According to a U.S. news report, Mississippi ranks 46th out of 50 in K-12 education standards. Clearly a lot of room for improvement, which is why ACTE is partnering with Empower Mississippi – an independent, nonprofit advocacy organization with the vision for Mississippians to have opportunities to make choices that improve their lives through education – to begin shifting the conversation toward a fundamental transformation of their education system.

Don Nielsen, a twenty-five-year school activist and program chair to ACTE, offers innovative solutions to the educational challenges facing our country. He argues that lasting change will not come mainly through local school boards, but rather through state legislative action that empowers school administrators to make reforms in the interests of their students.

Seldom is there discussion about fundamental change of the education system and the people who work in it. That is the real need and what should be the topic of discussion for the next decade.
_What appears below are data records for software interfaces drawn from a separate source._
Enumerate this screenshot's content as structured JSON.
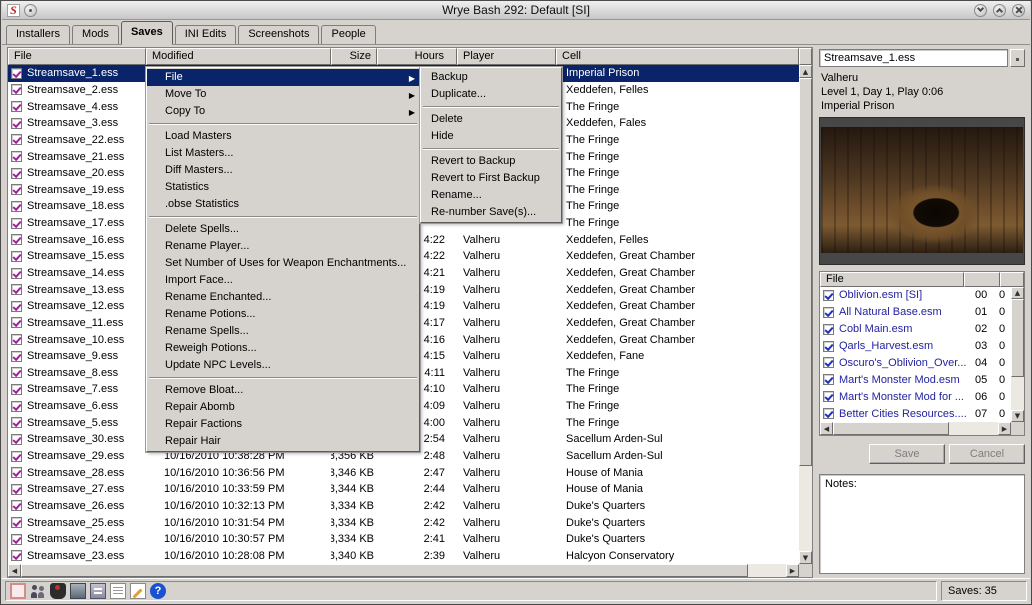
{
  "window": {
    "title": "Wrye Bash 292: Default [SI]"
  },
  "tabs": [
    {
      "label": "Installers",
      "active": false
    },
    {
      "label": "Mods",
      "active": false
    },
    {
      "label": "Saves",
      "active": true
    },
    {
      "label": "INI Edits",
      "active": false
    },
    {
      "label": "Screenshots",
      "active": false
    },
    {
      "label": "People",
      "active": false
    }
  ],
  "saves_table": {
    "columns": [
      "File",
      "Modified",
      "Size",
      "Hours",
      "Player",
      "Cell"
    ],
    "rows": [
      {
        "file": "Streamsave_1.ess",
        "modified": "",
        "size": "",
        "hours": "",
        "player": "",
        "cell": "Imperial Prison",
        "selected": true
      },
      {
        "file": "Streamsave_2.ess",
        "modified": "",
        "size": "",
        "hours": "",
        "player": "",
        "cell": "Xeddefen, Felles"
      },
      {
        "file": "Streamsave_4.ess",
        "modified": "",
        "size": "",
        "hours": "",
        "player": "",
        "cell": "The Fringe"
      },
      {
        "file": "Streamsave_3.ess",
        "modified": "",
        "size": "",
        "hours": "",
        "player": "",
        "cell": "Xeddefen, Fales"
      },
      {
        "file": "Streamsave_22.ess",
        "modified": "",
        "size": "",
        "hours": "",
        "player": "",
        "cell": "The Fringe"
      },
      {
        "file": "Streamsave_21.ess",
        "modified": "",
        "size": "",
        "hours": "",
        "player": "",
        "cell": "The Fringe"
      },
      {
        "file": "Streamsave_20.ess",
        "modified": "",
        "size": "",
        "hours": "",
        "player": "",
        "cell": "The Fringe"
      },
      {
        "file": "Streamsave_19.ess",
        "modified": "",
        "size": "",
        "hours": "",
        "player": "",
        "cell": "The Fringe"
      },
      {
        "file": "Streamsave_18.ess",
        "modified": "",
        "size": "",
        "hours": "",
        "player": "",
        "cell": "The Fringe"
      },
      {
        "file": "Streamsave_17.ess",
        "modified": "",
        "size": "",
        "hours": "",
        "player": "",
        "cell": "The Fringe"
      },
      {
        "file": "Streamsave_16.ess",
        "modified": "",
        "size": "",
        "hours": "4:22",
        "player": "Valheru",
        "cell": "Xeddefen, Felles"
      },
      {
        "file": "Streamsave_15.ess",
        "modified": "",
        "size": "",
        "hours": "4:22",
        "player": "Valheru",
        "cell": "Xeddefen, Great Chamber"
      },
      {
        "file": "Streamsave_14.ess",
        "modified": "",
        "size": "",
        "hours": "4:21",
        "player": "Valheru",
        "cell": "Xeddefen, Great Chamber"
      },
      {
        "file": "Streamsave_13.ess",
        "modified": "",
        "size": "",
        "hours": "4:19",
        "player": "Valheru",
        "cell": "Xeddefen, Great Chamber"
      },
      {
        "file": "Streamsave_12.ess",
        "modified": "",
        "size": "",
        "hours": "4:19",
        "player": "Valheru",
        "cell": "Xeddefen, Great Chamber"
      },
      {
        "file": "Streamsave_11.ess",
        "modified": "",
        "size": "",
        "hours": "4:17",
        "player": "Valheru",
        "cell": "Xeddefen, Great Chamber"
      },
      {
        "file": "Streamsave_10.ess",
        "modified": "",
        "size": "",
        "hours": "4:16",
        "player": "Valheru",
        "cell": "Xeddefen, Great Chamber"
      },
      {
        "file": "Streamsave_9.ess",
        "modified": "",
        "size": "",
        "hours": "4:15",
        "player": "Valheru",
        "cell": "Xeddefen, Fane"
      },
      {
        "file": "Streamsave_8.ess",
        "modified": "",
        "size": "",
        "hours": "4:11",
        "player": "Valheru",
        "cell": "The Fringe"
      },
      {
        "file": "Streamsave_7.ess",
        "modified": "",
        "size": "",
        "hours": "4:10",
        "player": "Valheru",
        "cell": "The Fringe"
      },
      {
        "file": "Streamsave_6.ess",
        "modified": "",
        "size": "",
        "hours": "4:09",
        "player": "Valheru",
        "cell": "The Fringe"
      },
      {
        "file": "Streamsave_5.ess",
        "modified": "",
        "size": "",
        "hours": "4:00",
        "player": "Valheru",
        "cell": "The Fringe"
      },
      {
        "file": "Streamsave_30.ess",
        "modified": "",
        "size": "",
        "hours": "2:54",
        "player": "Valheru",
        "cell": "Sacellum Arden-Sul"
      },
      {
        "file": "Streamsave_29.ess",
        "modified": "10/16/2010 10:38:28 PM",
        "size": "3,356 KB",
        "hours": "2:48",
        "player": "Valheru",
        "cell": "Sacellum Arden-Sul"
      },
      {
        "file": "Streamsave_28.ess",
        "modified": "10/16/2010 10:36:56 PM",
        "size": "3,346 KB",
        "hours": "2:47",
        "player": "Valheru",
        "cell": "House of Mania"
      },
      {
        "file": "Streamsave_27.ess",
        "modified": "10/16/2010 10:33:59 PM",
        "size": "3,344 KB",
        "hours": "2:44",
        "player": "Valheru",
        "cell": "House of Mania"
      },
      {
        "file": "Streamsave_26.ess",
        "modified": "10/16/2010 10:32:13 PM",
        "size": "3,334 KB",
        "hours": "2:42",
        "player": "Valheru",
        "cell": "Duke's Quarters"
      },
      {
        "file": "Streamsave_25.ess",
        "modified": "10/16/2010 10:31:54 PM",
        "size": "3,334 KB",
        "hours": "2:42",
        "player": "Valheru",
        "cell": "Duke's Quarters"
      },
      {
        "file": "Streamsave_24.ess",
        "modified": "10/16/2010 10:30:57 PM",
        "size": "3,334 KB",
        "hours": "2:41",
        "player": "Valheru",
        "cell": "Duke's Quarters"
      },
      {
        "file": "Streamsave_23.ess",
        "modified": "10/16/2010 10:28:08 PM",
        "size": "3,340 KB",
        "hours": "2:39",
        "player": "Valheru",
        "cell": "Halcyon Conservatory"
      }
    ]
  },
  "context_menu": {
    "items": [
      {
        "label": "File",
        "submenu": true,
        "highlighted": true
      },
      {
        "label": "Move To",
        "submenu": true
      },
      {
        "label": "Copy To",
        "submenu": true
      },
      {
        "separator": true
      },
      {
        "label": "Load Masters"
      },
      {
        "label": "List Masters..."
      },
      {
        "label": "Diff Masters..."
      },
      {
        "label": "Statistics"
      },
      {
        "label": ".obse Statistics"
      },
      {
        "separator": true
      },
      {
        "label": "Delete Spells..."
      },
      {
        "label": "Rename Player..."
      },
      {
        "label": "Set Number of Uses for Weapon Enchantments..."
      },
      {
        "label": "Import Face..."
      },
      {
        "label": "Rename Enchanted..."
      },
      {
        "label": "Rename Potions..."
      },
      {
        "label": "Rename Spells..."
      },
      {
        "label": "Reweigh Potions..."
      },
      {
        "label": "Update NPC Levels..."
      },
      {
        "separator": true
      },
      {
        "label": "Remove Bloat..."
      },
      {
        "label": "Repair Abomb"
      },
      {
        "label": "Repair Factions"
      },
      {
        "label": "Repair Hair"
      }
    ]
  },
  "file_submenu": {
    "items": [
      {
        "label": "Backup"
      },
      {
        "label": "Duplicate..."
      },
      {
        "separator": true
      },
      {
        "label": "Delete"
      },
      {
        "label": "Hide"
      },
      {
        "separator": true
      },
      {
        "label": "Revert to Backup"
      },
      {
        "label": "Revert to First Backup"
      },
      {
        "label": "Rename..."
      },
      {
        "label": "Re-number Save(s)..."
      }
    ]
  },
  "details": {
    "filename": "Streamsave_1.ess",
    "player_line": "Valheru",
    "level_line": "Level 1, Day 1, Play 0:06",
    "cell_line": "Imperial Prison",
    "masters_header": "File",
    "masters": [
      {
        "name": "Oblivion.esm [SI]",
        "mi": "00",
        "cur": "0"
      },
      {
        "name": "All Natural Base.esm",
        "mi": "01",
        "cur": "0"
      },
      {
        "name": "Cobl Main.esm",
        "mi": "02",
        "cur": "0"
      },
      {
        "name": "Qarls_Harvest.esm",
        "mi": "03",
        "cur": "0"
      },
      {
        "name": "Oscuro's_Oblivion_Over...",
        "mi": "04",
        "cur": "0"
      },
      {
        "name": "Mart's Monster Mod.esm",
        "mi": "05",
        "cur": "0"
      },
      {
        "name": "Mart's Monster Mod for ...",
        "mi": "06",
        "cur": "0"
      },
      {
        "name": "Better Cities Resources....",
        "mi": "07",
        "cur": "0"
      }
    ],
    "save_label": "Save",
    "cancel_label": "Cancel",
    "notes_label": "Notes:"
  },
  "statusbar": {
    "icons": [
      {
        "name": "launcher"
      },
      {
        "name": "people"
      },
      {
        "name": "controller"
      },
      {
        "name": "screen"
      },
      {
        "name": "tools"
      },
      {
        "name": "doc"
      },
      {
        "name": "edit"
      },
      {
        "name": "help"
      }
    ],
    "saves_count": "Saves: 35"
  },
  "colors": {
    "selection": "#0a246a",
    "save_check": "#a020a0",
    "master_check": "#2030c0",
    "help_blue": "#1a50d2"
  }
}
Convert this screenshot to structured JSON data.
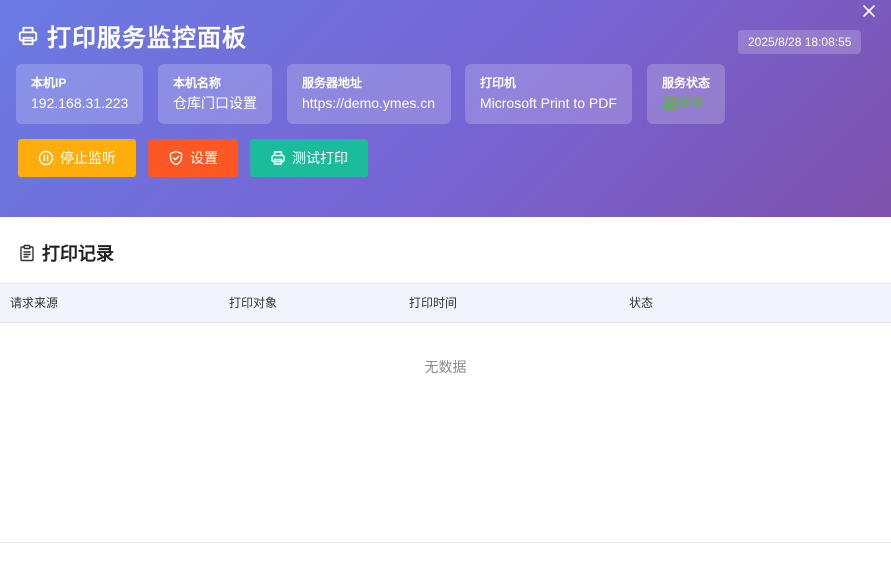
{
  "header": {
    "title": "打印服务监控面板",
    "datetime": "2025/8/28 18:08:55",
    "cards": [
      {
        "label": "本机IP",
        "value": "192.168.31.223"
      },
      {
        "label": "本机名称",
        "value": "仓库门口设置"
      },
      {
        "label": "服务器地址",
        "value": "https://demo.ymes.cn"
      },
      {
        "label": "打印机",
        "value": "Microsoft Print to PDF"
      },
      {
        "label": "服务状态",
        "value": "监听中"
      }
    ],
    "buttons": {
      "stop": "停止监听",
      "settings": "设置",
      "test": "测试打印"
    }
  },
  "records": {
    "title": "打印记录",
    "columns": [
      "请求来源",
      "打印对象",
      "打印时间",
      "状态"
    ],
    "rows": [],
    "empty_text": "无数据"
  },
  "colors": {
    "header_gradient_start": "#6a7be3",
    "header_gradient_end": "#7e52ac",
    "stop_button": "#ffad0a",
    "settings_button": "#fd5723",
    "test_button": "#1bbc9b",
    "status_ok": "#52c41a"
  },
  "icons": {
    "title": "printer-icon",
    "close": "close-icon",
    "stop": "pause-circle-icon",
    "settings": "shield-check-icon",
    "test": "printer-icon",
    "records": "clipboard-icon"
  }
}
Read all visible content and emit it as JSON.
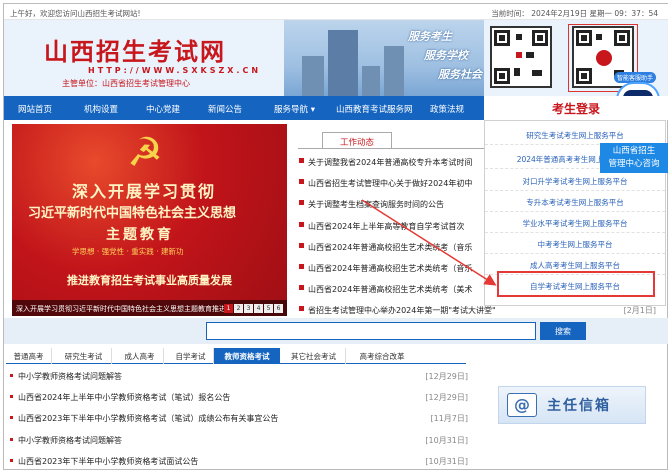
{
  "topbar": {
    "welcome": "上午好，欢迎您访问山西招生考试网站!",
    "time": "当前时间： 2024年2月19日 星期一 09：37：54"
  },
  "header": {
    "site_name": "山西招生考试网",
    "url": "HTTP://WWW.SXKSZX.CN",
    "sponsor": "主管单位：山西省招生考试管理中心",
    "slogans": [
      "服务考生",
      "服务学校",
      "服务社会"
    ],
    "robot_tag": "智能客服助手"
  },
  "nav": {
    "items": [
      "网站首页",
      "机构设置",
      "中心党建",
      "新闻公告",
      "服务导航 ▾",
      "山西教育考试服务网",
      "政策法规"
    ],
    "login": "考生登录"
  },
  "banner": {
    "line1": "深入开展学习贯彻",
    "line2": "习近平新时代中国特色社会主义思想",
    "line3": "主题教育",
    "line4": "学思想 · 强党性 · 重实践 · 建新功",
    "line5": "推进教育招生考试事业高质量发展",
    "caption": "深入开展学习贯彻习近平新时代中国特色社会主义思想主题教育推进…",
    "pages": [
      "1",
      "2",
      "3",
      "4",
      "5",
      "6"
    ]
  },
  "news": {
    "tab": "工作动态",
    "items": [
      {
        "title": "关于调整我省2024年普通高校专升本考试时间",
        "date": ""
      },
      {
        "title": "山西省招生考试管理中心关于做好2024年初中",
        "date": ""
      },
      {
        "title": "关于调整考生档案查询服务时间的公告",
        "date": ""
      },
      {
        "title": "山西省2024年上半年高等教育自学考试首次",
        "date": ""
      },
      {
        "title": "山西省2024年普通高校招生艺术类统考（音乐",
        "date": ""
      },
      {
        "title": "山西省2024年普通高校招生艺术类统考（音乐",
        "date": ""
      },
      {
        "title": "山西省2024年普通高校招生艺术类统考（美术",
        "date": ""
      },
      {
        "title": "省招生考试管理中心举办2024年第一期\"考试大讲堂\"",
        "date": "[2月1日]"
      }
    ]
  },
  "panel": {
    "options": [
      "研究生考试考生网上服务平台",
      "2024年普通高考考生网上服务平台",
      "对口升学考试考生网上服务平台",
      "专升本考试考生网上服务平台",
      "学业水平考试考生网上服务平台",
      "中考考生网上服务平台",
      "成人高考考生网上服务平台",
      "自学考试考生网上服务平台"
    ]
  },
  "chat": {
    "line1": "山西省招生",
    "line2": "管理中心咨询"
  },
  "search": {
    "placeholder": "",
    "button": "搜索"
  },
  "tabs": [
    "普通高考",
    "研究生考试",
    "成人高考",
    "自学考试",
    "教师资格考试",
    "其它社会考试",
    "高考综合改革"
  ],
  "list": [
    {
      "title": "中小学教师资格考试问题解答",
      "date": "[12月29日]"
    },
    {
      "title": "山西省2024年上半年中小学教师资格考试（笔试）报名公告",
      "date": "[12月29日]"
    },
    {
      "title": "山西省2023年下半年中小学教师资格考试（笔试）成绩公布有关事宜公告",
      "date": "[11月7日]"
    },
    {
      "title": "中小学教师资格考试问题解答",
      "date": "[10月31日]"
    },
    {
      "title": "山西省2023年下半年中小学教师资格考试面试公告",
      "date": "[10月31日]"
    }
  ],
  "mailbox": {
    "icon": "@",
    "label": "主任信箱"
  },
  "colors": {
    "brand_red": "#c8161d",
    "nav_blue": "#1565c0",
    "highlight": "#e53935"
  }
}
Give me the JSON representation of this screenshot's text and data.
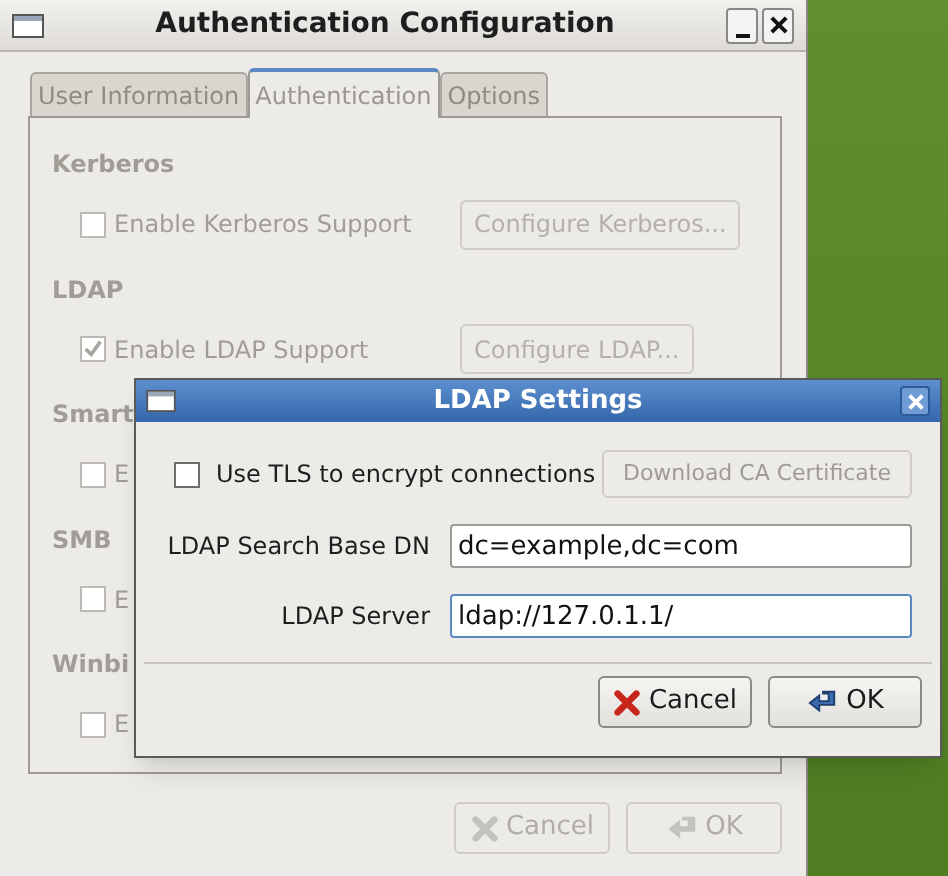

Education reform is not for the faint of heart. As many will point out: This is a $600 billion enterprise with more than 6 million employees. Public education has become a labyrinth of political, bureaucratic, and union empires that depend on a captive population of students and minimal quality control.

Given the current circumstances, we must now look at changing the laws that govern the present system with incremental tweaks that will allow for innovation, successful leadership, and stable governance. We recognize that change is difficult and takes time, which is why stability of leadership is critical to the process. Sustained positive change requires stability of governance and stability of leadership. Stability will only occur if we begin the conversations now with change agent leaders.

For this session, we suggest Mississippi legislators focus on these educational initiatives:

  • Expanding school choice;
  • Expanding “districts of innovation” legislation currently in place and;
  • Beginning to examine Nielsen’s novel concept of “Institutes for Educational Leadership.”

Transforming our schools is going to take time. It will require valiant efforts of many but it can and must be done. The process begins with one state and their respective legislature. As Nielsen concludes, “There is no greater need facing our nation. Let’s begin now to transform our education system. Our children and our country are counting on us.”

Bailey Takacs

Development Program Coordinator, American Center for Transforming Education
Bailey Takacs currently serves as development program coordinator to Discovery Institutes' American Center for Transforming Education and Development team. Bailey has experiences which also include: campaign management and administrative roles with elected officials at the local, state, and federal levels of the government. He holds a B.A. in Politics and Government from Pacific Lutheran University.